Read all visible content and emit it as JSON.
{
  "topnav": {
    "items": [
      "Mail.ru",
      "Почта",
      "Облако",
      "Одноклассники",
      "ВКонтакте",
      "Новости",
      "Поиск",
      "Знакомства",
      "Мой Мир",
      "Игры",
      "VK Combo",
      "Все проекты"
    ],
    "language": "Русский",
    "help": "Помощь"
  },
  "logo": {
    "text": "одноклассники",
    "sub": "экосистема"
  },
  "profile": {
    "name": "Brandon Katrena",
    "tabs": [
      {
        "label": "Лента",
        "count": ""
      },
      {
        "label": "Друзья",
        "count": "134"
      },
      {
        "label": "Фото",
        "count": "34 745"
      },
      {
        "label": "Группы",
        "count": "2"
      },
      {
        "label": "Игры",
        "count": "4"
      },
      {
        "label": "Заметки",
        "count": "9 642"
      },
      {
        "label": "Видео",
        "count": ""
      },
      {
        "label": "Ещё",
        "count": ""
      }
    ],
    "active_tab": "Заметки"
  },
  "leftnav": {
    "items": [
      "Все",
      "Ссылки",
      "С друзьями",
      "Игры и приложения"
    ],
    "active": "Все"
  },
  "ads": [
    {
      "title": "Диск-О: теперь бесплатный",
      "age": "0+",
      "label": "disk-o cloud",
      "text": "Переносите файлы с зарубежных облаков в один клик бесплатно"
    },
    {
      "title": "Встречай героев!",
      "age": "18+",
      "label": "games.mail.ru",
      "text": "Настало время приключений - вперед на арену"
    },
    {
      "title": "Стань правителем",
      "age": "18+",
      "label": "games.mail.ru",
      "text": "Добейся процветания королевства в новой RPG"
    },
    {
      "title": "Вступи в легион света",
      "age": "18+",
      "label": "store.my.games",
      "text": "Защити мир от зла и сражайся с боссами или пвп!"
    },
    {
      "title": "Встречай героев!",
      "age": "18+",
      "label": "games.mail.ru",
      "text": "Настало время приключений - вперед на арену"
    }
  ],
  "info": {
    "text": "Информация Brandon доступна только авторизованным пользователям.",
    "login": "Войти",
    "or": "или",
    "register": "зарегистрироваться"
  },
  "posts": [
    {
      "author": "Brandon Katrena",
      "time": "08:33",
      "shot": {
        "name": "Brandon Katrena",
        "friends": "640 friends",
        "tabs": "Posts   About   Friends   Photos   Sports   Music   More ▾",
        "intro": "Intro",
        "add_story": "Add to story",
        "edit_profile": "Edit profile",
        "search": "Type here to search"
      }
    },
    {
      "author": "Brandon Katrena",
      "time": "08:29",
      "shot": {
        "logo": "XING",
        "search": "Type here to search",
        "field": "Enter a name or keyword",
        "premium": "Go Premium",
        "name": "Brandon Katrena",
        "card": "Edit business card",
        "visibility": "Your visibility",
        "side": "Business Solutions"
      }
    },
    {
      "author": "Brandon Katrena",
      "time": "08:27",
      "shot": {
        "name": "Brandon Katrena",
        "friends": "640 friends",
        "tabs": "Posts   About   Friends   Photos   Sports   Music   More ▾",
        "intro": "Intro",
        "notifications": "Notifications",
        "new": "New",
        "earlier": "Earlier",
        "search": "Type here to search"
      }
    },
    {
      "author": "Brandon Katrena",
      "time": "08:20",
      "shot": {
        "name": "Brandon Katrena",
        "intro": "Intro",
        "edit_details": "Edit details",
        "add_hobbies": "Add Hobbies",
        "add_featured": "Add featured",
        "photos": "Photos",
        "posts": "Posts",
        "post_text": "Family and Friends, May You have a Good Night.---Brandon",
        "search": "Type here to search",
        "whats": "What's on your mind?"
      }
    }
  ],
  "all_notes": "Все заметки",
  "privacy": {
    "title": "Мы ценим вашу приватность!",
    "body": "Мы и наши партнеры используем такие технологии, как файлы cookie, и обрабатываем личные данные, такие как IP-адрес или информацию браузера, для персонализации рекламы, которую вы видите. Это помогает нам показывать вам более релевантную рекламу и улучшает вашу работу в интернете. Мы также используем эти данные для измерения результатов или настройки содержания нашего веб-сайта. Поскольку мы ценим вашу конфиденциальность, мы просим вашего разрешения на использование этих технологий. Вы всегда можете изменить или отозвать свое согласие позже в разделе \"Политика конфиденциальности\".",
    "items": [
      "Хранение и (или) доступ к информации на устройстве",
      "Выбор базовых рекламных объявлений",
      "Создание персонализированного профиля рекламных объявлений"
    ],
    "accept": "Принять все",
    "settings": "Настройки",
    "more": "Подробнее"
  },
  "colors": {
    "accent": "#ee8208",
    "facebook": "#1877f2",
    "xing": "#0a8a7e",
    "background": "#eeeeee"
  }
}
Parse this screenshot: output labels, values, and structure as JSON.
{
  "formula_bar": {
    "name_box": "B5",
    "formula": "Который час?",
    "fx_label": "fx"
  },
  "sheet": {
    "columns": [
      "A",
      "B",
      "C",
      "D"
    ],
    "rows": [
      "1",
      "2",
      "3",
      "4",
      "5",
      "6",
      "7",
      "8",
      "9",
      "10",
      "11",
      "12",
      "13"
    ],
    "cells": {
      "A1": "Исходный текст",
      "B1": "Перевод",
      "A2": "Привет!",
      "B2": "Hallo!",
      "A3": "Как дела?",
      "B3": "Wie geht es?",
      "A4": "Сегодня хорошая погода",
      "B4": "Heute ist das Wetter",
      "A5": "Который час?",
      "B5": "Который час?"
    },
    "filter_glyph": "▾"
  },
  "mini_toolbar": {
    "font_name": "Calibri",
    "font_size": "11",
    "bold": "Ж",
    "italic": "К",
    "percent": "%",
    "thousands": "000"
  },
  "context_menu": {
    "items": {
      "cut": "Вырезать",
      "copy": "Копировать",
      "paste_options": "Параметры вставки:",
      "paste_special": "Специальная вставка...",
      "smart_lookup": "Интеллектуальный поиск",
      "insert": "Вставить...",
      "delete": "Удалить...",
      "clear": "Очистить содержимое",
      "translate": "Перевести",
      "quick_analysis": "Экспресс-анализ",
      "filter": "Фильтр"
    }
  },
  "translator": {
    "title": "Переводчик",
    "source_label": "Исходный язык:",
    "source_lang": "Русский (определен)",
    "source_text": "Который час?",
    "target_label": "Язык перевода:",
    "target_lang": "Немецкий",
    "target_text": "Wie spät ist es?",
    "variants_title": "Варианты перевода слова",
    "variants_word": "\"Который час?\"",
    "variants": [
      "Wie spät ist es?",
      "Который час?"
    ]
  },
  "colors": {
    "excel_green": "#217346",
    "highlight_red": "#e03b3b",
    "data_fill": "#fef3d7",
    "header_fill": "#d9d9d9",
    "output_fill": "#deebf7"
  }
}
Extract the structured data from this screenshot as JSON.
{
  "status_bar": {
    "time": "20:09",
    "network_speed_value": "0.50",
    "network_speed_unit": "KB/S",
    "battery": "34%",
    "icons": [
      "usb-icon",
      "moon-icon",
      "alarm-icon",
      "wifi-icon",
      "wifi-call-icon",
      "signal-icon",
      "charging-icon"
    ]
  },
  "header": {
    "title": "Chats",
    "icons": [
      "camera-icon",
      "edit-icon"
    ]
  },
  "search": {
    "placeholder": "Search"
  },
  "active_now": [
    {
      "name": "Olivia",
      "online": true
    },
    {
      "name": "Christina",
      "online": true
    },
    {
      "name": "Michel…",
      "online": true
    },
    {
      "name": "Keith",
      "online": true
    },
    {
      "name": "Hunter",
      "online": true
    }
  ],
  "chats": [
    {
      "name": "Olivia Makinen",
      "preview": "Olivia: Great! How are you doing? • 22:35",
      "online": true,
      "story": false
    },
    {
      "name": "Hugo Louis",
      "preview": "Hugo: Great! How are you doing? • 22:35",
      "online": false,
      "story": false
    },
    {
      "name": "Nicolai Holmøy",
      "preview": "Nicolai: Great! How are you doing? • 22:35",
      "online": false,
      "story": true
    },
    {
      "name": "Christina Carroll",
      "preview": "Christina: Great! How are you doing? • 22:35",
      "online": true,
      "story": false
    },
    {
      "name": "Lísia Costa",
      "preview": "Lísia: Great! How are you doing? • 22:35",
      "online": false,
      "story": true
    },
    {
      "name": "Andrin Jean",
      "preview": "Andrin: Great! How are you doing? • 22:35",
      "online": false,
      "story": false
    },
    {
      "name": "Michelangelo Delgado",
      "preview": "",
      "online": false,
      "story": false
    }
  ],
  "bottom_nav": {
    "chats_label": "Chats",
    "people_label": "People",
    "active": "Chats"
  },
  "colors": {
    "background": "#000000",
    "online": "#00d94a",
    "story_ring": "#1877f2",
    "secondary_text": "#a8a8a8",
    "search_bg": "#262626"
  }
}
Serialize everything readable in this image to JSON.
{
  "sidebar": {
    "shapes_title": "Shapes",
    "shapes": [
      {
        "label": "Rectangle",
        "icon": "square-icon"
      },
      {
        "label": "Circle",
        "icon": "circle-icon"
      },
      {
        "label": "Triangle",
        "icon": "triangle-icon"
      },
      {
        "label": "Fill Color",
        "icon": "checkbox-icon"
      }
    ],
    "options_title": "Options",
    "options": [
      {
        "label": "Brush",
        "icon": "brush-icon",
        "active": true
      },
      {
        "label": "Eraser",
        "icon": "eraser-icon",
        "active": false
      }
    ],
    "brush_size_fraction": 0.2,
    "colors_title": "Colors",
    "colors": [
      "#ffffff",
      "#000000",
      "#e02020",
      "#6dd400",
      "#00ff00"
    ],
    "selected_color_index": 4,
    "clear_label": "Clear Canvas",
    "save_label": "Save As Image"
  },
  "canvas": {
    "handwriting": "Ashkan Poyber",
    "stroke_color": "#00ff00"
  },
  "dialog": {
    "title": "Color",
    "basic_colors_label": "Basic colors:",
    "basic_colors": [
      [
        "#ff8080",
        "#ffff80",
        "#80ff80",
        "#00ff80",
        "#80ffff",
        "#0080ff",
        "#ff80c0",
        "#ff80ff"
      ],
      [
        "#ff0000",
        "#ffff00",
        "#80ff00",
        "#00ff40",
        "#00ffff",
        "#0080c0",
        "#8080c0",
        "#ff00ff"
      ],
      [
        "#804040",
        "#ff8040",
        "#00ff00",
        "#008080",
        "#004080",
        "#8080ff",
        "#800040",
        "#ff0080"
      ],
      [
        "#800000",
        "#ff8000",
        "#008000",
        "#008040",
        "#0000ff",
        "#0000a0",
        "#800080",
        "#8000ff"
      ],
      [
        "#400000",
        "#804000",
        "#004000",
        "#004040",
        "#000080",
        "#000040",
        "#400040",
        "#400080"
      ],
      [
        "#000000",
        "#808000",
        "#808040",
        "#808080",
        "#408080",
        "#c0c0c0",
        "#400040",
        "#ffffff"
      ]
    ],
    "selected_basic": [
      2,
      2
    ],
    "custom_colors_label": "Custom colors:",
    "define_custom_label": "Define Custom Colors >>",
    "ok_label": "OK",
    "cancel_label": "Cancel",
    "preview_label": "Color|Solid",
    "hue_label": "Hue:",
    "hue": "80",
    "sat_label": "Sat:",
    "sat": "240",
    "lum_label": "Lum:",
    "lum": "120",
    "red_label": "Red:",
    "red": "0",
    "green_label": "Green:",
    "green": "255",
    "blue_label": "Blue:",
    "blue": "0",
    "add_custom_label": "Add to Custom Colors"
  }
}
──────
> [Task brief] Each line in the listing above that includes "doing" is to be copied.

> [Output below]
      "preview": "Olivia: Great! How are you doing? • 22:35",
      "preview": "Hugo: Great! How are you doing? • 22:35",
      "preview": "Nicolai: Great! How are you doing? • 22:35",
      "preview": "Christina: Great! How are you doing? • 22:35",
      "preview": "Lísia: Great! How are you doing? • 22:35",
      "preview": "Andrin: Great! How are you doing? • 22:35",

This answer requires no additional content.